The US’ opposition to Palestine’s interests is hinged on many factors: that UN agencies should wait for a resolution of the Palestinians’ application for full membership in the United Nations as a whole; that Palestinian statehood should emerge from negotiations with Israel, not from acts by third parties or international groups. Its position is that UN membership will change little for Palestinians on the ground.
As is to be expected, many people have challenged the US’ arguments. On their part, for example, Arab diplomats hold the opinion that the American position is a bit disingenuous because Washington has maneuvered to try to prevent the Palestinians from getting the necessary 9 votes in the 15-seat Security Council, and would use its veto there if they did.
A confirmation of this apprehension emerged on Monday when Bosnia (which currently has a seat on the Council) announced that it would abstain from voting, which definitely would deny the Palestinians the chance for nine “Yes” votes, making an American veto appear unnecessary. The good news, however, is that no country has a veto at the UNESCO.

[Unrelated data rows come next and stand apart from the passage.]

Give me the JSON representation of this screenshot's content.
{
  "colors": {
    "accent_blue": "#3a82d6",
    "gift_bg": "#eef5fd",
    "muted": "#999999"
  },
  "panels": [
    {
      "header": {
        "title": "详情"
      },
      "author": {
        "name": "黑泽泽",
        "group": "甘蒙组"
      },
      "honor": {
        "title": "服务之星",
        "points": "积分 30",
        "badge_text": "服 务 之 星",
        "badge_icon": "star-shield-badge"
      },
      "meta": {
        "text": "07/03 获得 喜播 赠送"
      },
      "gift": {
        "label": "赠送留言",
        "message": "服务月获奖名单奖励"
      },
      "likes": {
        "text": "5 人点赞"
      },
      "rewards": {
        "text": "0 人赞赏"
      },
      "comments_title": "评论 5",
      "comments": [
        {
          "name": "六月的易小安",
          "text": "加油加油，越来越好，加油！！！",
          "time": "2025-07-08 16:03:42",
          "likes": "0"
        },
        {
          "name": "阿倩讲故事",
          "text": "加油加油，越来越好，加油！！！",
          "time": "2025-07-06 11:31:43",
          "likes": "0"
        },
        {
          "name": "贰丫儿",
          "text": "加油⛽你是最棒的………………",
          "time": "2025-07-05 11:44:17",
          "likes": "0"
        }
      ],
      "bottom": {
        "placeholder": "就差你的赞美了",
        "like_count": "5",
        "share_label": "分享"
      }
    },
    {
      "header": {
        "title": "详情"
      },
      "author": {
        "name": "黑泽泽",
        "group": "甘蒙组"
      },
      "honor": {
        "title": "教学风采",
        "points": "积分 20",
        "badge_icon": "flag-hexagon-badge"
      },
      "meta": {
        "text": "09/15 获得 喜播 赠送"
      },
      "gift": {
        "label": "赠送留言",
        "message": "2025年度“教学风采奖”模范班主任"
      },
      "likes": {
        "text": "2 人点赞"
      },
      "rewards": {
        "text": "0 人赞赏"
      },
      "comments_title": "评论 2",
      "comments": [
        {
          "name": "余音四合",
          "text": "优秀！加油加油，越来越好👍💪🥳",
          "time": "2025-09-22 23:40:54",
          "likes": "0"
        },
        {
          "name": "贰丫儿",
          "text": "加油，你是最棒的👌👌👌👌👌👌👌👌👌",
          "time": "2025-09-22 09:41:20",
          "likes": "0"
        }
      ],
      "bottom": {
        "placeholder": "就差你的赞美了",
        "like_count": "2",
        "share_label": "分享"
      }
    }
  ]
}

The US can withdraw funding and rave all it can, but the UNESCO decision suggests something ominous for it—it won’t be allowed to continue bullying others to suit its needs. Its one-sided approach to handling the Palestinian problem, which favors its ally (Israel), won’t solve the problem. Anybody who knows how the US has positioned itself will agree that the US is rather a part of the problem.
The vitriolic reaction from some quarters in the US alone is enough to confirm that the US won’t support anything that will give Palestine statehood or the opportunity to assert its independence. But those who are genuinely interested in levelling the playing field know better how to brush aside the US’ biased moves. The UNESCO decision is a clear demonstration of that genuine interest.

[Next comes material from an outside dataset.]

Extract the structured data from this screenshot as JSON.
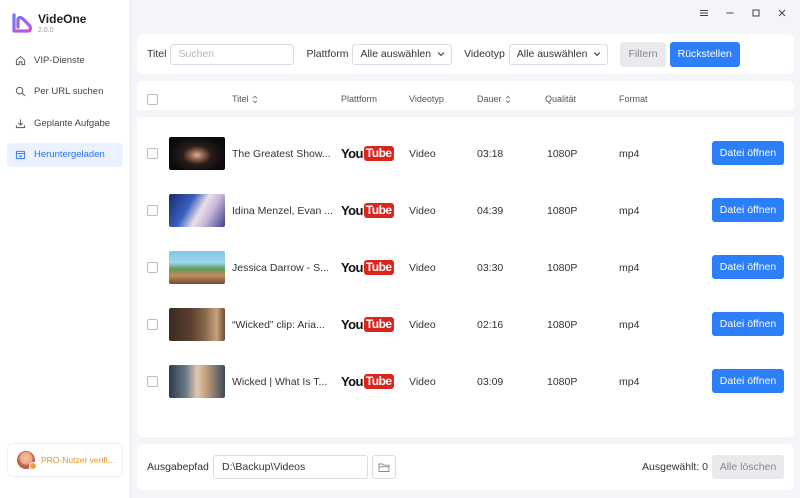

Other sources of funding for the UNESCO have to be sought to counteract this stranglehold by the US. As is already obvious, some discussions have been initiated to have Arab countries contribute more to UNESCO to make up the budget shortfall. The UNESCO has to streamline its own by-laws on funding to ensure that it benefits from such concessions.
Some particular by-laws that require that extra funds contributed to the organization cannot be used for its operating budget must be reviewed. It is only then that contributions from other sources can be channelled to needy sectors to sustain the UNESCO’s operations.
The genuine fears expressed by Ms. Bokova should prompt quick action by potential donors to support the UNESCO. Her concerns that “the universality and financial stability” of UNESCO would be jeopardized call for genuine commitment from all UNESCO member-states to support the organization.
In this sense, then, the UNESCO should continue to function despite the US and Israeli retributive action against it. The message is already clear that the UNESCO’s decision is well-intentioned and must be supported by all peace-lovers. The posture of MIGHT being right must give way to one of common sense and fellow-feeling to validate and protect our humanity. Palestine too has a “humanity” to protect.
One immediate measure that Israel may take to register its protest at UNESCO’s decision and to undermine or threaten the Palestinian cause is to expand its settlement infrastructural programme. Afraid that Palestine may lay claim to territories, Israel will quickly build settlements and establish its hold on lands likely to be of interest to Palestine.
Such acts in desperation will provoke confrontations and further shed innocent blood all in the name of hegemony. Whether such Israeli maneuvers will delay any action on Palestine’s clamour for statehood is yet to be seen; but the truth is that Palestine has gone too far in its quest to be deterred by such vain acts of intimidation.